◆ **Description of the task**
From the records below, copy each line in which the string "your" occurs.

◆ **Provided material**
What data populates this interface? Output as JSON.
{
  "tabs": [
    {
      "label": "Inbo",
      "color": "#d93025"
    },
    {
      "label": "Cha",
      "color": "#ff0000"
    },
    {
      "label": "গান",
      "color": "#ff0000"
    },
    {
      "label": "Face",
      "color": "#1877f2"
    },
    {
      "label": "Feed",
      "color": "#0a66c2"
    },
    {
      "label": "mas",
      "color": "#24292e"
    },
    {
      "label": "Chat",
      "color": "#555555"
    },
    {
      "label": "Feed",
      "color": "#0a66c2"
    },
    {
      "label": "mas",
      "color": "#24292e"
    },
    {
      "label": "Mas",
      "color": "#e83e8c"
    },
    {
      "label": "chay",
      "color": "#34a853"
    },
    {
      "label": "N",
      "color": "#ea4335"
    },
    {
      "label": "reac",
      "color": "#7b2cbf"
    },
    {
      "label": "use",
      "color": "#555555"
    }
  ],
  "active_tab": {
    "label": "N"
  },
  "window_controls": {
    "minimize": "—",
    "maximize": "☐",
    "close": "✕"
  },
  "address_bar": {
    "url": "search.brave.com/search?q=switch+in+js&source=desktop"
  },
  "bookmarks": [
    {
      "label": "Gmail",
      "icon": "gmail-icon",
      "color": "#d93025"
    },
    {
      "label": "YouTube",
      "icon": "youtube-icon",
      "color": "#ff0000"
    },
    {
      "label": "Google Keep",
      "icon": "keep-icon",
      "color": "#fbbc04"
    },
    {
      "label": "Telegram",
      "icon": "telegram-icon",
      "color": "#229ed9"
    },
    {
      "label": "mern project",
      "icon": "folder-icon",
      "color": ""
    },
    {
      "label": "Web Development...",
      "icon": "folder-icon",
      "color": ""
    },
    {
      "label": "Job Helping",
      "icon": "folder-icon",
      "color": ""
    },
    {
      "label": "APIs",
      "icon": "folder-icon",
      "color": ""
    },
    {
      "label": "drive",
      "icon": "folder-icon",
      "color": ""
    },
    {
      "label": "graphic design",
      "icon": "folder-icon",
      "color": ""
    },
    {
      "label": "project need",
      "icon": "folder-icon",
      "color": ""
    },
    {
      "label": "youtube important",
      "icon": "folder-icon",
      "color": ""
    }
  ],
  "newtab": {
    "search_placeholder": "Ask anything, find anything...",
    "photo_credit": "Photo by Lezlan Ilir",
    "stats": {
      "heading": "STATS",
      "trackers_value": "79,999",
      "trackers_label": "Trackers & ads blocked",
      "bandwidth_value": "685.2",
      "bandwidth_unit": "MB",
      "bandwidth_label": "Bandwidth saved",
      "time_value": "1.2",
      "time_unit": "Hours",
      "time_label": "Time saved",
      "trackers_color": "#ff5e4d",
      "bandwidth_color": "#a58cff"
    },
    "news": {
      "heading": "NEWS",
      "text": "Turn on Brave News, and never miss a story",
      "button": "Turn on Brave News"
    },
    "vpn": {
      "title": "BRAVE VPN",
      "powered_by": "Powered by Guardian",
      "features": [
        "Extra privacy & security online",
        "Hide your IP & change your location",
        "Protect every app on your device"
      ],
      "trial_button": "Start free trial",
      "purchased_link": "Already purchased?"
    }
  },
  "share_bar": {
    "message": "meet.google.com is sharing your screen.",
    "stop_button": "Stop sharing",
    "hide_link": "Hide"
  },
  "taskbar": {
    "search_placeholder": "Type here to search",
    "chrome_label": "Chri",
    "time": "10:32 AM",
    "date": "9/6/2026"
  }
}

◆ **Response to this exercise**
        "Hide your IP & change your location",
        "Protect every app on your device"
    "message": "meet.google.com is sharing your screen.",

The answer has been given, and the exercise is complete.